The Rolls of Oleron had been officially adopted in England by the reign of King Edward III: in 1351, a Bristol inquest confirmed that the rolls had statute of law. Most shipment of wine was done with English ships and crew. Therefore, the crew needed to know the rules.[17] According to Albrecht Cordes, in the 14th century, the influence of the Rolls of Oleron extended to Spain and, most importantly, to Flanders, where they were translated into Flemish.[18] However, the Rolls of Oleron were integrated in the Navarrese charter of San Sebastián in 1180, which uummarsed practices already used along the coast of the Cantabrian Sea (Gulf of Biscay) and overall the European Atlantic coast.[19] The Rolls of Oleron were relatively short compared to other contemporary sea laws and, as such, can be considered to have been among the easiest to use.[18]

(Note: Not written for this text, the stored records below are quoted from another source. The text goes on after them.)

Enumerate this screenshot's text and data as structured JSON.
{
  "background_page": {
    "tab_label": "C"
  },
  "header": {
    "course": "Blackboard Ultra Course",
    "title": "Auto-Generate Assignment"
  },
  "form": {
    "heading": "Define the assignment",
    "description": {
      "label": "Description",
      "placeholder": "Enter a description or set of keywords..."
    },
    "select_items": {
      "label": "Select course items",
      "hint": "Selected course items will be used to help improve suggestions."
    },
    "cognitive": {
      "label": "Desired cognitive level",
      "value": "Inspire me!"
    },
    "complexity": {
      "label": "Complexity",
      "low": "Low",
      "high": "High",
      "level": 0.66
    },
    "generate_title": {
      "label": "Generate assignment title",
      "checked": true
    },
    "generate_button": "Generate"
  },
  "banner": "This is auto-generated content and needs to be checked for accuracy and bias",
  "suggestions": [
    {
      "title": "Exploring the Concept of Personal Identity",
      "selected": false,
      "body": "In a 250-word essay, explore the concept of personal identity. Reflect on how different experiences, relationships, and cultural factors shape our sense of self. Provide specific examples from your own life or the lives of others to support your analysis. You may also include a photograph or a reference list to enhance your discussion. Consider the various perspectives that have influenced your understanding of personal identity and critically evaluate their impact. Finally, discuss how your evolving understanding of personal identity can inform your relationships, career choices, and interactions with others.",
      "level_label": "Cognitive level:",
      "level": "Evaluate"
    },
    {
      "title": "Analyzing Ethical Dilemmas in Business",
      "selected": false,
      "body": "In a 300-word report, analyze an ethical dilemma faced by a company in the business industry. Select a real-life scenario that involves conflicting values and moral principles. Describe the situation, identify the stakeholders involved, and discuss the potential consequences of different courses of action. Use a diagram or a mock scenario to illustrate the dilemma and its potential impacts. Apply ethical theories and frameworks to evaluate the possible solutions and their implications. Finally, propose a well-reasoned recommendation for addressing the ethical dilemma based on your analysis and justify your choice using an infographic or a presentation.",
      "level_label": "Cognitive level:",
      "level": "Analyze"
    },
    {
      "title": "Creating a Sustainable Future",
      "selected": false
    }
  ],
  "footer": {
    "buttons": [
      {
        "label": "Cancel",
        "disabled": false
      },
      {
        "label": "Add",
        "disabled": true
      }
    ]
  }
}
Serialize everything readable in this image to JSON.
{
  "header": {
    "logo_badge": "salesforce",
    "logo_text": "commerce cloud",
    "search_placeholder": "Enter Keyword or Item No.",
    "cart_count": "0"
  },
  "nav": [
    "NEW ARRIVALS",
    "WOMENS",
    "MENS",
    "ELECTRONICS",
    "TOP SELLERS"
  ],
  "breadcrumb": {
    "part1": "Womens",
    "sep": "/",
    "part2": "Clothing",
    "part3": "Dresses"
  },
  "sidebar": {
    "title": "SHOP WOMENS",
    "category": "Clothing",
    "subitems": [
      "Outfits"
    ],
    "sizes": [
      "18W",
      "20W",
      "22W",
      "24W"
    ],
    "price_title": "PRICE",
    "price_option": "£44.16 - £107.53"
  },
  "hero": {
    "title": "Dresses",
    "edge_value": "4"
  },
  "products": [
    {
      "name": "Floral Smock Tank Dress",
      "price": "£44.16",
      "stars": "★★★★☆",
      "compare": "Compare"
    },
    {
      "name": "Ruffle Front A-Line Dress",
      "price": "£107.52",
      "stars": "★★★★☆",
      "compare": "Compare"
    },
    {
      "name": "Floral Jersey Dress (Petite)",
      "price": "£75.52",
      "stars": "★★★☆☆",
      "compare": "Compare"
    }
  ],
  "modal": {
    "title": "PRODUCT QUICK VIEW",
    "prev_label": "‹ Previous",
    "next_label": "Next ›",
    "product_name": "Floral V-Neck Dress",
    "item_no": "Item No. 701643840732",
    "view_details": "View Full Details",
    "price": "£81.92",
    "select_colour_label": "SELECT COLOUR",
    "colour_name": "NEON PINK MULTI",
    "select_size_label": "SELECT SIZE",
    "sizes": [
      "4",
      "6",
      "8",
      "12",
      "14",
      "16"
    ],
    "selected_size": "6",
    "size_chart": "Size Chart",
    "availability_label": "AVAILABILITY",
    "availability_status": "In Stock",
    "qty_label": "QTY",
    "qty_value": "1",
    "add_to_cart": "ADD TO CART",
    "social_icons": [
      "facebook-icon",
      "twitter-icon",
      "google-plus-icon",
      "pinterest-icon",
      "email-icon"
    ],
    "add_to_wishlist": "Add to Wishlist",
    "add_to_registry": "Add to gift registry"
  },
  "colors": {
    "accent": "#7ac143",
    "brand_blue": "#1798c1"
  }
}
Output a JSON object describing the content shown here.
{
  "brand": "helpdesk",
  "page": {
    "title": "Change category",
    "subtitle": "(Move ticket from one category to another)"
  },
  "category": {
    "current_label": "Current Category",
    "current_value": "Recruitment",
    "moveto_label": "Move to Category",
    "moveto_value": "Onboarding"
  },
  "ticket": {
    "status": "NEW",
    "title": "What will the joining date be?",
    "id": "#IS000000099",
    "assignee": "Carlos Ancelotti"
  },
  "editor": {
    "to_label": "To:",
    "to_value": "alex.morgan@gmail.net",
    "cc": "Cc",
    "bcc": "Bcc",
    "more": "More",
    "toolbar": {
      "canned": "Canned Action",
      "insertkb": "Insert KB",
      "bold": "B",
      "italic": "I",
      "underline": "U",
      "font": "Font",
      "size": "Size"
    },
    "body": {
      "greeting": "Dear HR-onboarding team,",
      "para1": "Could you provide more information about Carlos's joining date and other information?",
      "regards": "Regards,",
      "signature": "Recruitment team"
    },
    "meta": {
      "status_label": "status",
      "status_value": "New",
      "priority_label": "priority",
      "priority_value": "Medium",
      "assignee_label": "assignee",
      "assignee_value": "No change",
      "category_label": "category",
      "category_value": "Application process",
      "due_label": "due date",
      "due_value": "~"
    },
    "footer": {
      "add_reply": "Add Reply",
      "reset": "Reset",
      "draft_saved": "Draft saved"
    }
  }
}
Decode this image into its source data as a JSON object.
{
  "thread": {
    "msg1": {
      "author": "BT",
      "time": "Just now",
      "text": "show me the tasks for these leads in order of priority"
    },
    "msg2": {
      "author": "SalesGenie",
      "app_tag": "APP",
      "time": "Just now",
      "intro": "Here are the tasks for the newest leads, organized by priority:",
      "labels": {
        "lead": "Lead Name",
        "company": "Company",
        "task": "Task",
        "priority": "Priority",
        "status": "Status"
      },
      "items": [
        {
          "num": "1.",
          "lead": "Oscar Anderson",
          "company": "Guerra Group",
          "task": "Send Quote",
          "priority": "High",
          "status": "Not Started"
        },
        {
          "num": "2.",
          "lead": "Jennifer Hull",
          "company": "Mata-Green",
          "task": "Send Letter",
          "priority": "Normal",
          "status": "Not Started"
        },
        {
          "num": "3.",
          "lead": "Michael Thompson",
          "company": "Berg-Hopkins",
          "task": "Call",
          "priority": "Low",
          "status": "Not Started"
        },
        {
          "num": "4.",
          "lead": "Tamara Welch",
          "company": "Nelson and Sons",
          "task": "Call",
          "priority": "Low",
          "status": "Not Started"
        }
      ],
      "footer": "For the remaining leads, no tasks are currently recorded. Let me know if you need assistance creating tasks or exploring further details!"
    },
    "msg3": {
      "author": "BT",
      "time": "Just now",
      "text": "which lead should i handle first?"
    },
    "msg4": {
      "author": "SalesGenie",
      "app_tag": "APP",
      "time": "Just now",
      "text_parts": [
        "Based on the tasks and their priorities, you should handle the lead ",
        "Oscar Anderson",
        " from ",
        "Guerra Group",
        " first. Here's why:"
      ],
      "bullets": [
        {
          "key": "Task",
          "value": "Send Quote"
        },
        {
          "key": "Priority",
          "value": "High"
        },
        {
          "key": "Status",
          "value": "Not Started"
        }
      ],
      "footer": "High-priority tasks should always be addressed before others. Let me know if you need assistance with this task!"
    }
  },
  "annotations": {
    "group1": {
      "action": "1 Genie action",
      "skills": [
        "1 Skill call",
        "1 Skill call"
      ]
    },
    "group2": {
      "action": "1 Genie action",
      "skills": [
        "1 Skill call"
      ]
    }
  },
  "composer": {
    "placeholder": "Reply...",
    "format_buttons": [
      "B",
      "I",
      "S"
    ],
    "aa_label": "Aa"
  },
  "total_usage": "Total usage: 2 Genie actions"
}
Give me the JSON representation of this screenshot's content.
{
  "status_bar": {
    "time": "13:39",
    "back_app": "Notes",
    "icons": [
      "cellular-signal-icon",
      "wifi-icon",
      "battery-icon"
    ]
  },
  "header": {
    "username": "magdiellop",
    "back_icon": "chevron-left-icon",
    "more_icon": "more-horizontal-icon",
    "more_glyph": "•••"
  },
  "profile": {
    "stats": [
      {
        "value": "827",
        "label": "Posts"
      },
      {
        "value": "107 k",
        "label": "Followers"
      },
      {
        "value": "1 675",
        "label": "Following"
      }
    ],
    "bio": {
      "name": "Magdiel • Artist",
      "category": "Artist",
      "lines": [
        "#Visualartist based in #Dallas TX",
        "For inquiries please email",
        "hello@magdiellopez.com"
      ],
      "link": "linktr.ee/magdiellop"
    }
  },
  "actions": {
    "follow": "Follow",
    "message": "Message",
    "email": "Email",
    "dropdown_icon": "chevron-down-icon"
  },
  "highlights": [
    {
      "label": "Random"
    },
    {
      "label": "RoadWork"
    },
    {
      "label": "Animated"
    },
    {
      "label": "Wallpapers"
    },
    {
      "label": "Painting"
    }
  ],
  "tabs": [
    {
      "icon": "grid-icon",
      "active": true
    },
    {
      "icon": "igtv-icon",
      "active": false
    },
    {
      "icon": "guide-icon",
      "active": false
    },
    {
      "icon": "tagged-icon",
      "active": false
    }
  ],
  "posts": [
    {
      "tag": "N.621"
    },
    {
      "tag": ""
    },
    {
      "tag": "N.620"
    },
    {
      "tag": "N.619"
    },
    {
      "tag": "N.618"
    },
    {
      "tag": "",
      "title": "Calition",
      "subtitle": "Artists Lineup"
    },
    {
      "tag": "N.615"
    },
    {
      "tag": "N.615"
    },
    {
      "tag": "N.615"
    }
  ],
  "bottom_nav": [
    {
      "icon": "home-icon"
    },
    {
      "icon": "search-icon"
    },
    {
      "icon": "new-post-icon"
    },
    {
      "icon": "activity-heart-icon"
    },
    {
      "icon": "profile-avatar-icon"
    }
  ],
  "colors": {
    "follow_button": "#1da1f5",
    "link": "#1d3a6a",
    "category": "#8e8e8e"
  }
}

Today[edit]

The Rolls of Oleron were included in the Black Book of the Admiralty in 1336, but the original book unfortunately disappeared from the registry of the High Court of Admiralty at the beginning of the 19th century.[20] Only a few manuscript copies of parts of this book, some dating to about 1420, are extant and kept in the British Library and the Bodleian Library. The laws are still occasionally cited as authority by U.S. courts.[21]

Sources[edit]

  1. ^ Runyan 1975.
  2. ^ Berger, Klaus Peter. "The Lex Mercatoria (Old and New) and the TransLex-Principles". www.trans-lex.org (in German). Retrieved 21 October 2021.
  3. ^ Tetley 2002, p. 4.
  4. ^ Frankot 2012, p. 12-13.
  5. ^ Frankot 2012, p. 27, footnote 37.
  6. ^ Frankot 2012, p. 27, footnote 36.
  7. ^ Frankot 2007, p. 168.
  8. ^ The Rules of Oleron
  9. ^ The Law of Oleron
  10. ^ a b Frankot 2007, p. 153.
  11. ^ Frankot 2010, p. 138.
  12. ^ Frankot 2012, p. 195.
  13. ^ Frankot 2012, p. 161.
  14. ^ The search for a medieval Lex mercatoria by Albrecht Cordes. Accessed 10 September 2020
  15. ^ Frankot 2012, p. 13.
  16. ^ Frankot 2012, p. 6.
  17. ^ Runyan 1975, p. 99.
  18. ^ a b Conflicts in 13th Century Maritime law: A Comparison between five European Ports by Albrecht Cordes. Accessed 17 September 2020
  19. ^ "4 El fuero de San Sebastián". www.ingeba.org. Retrieved 2021-06-07.
  20. ^ Overview: Laws of Oleron Accessed 17 September 2020
  21. ^ Maritime Law by Nicholas J. Healy. Accessed 10 September 2020

Bibliography[edit]

Further reading[edit]

External links[edit]

See also[edit]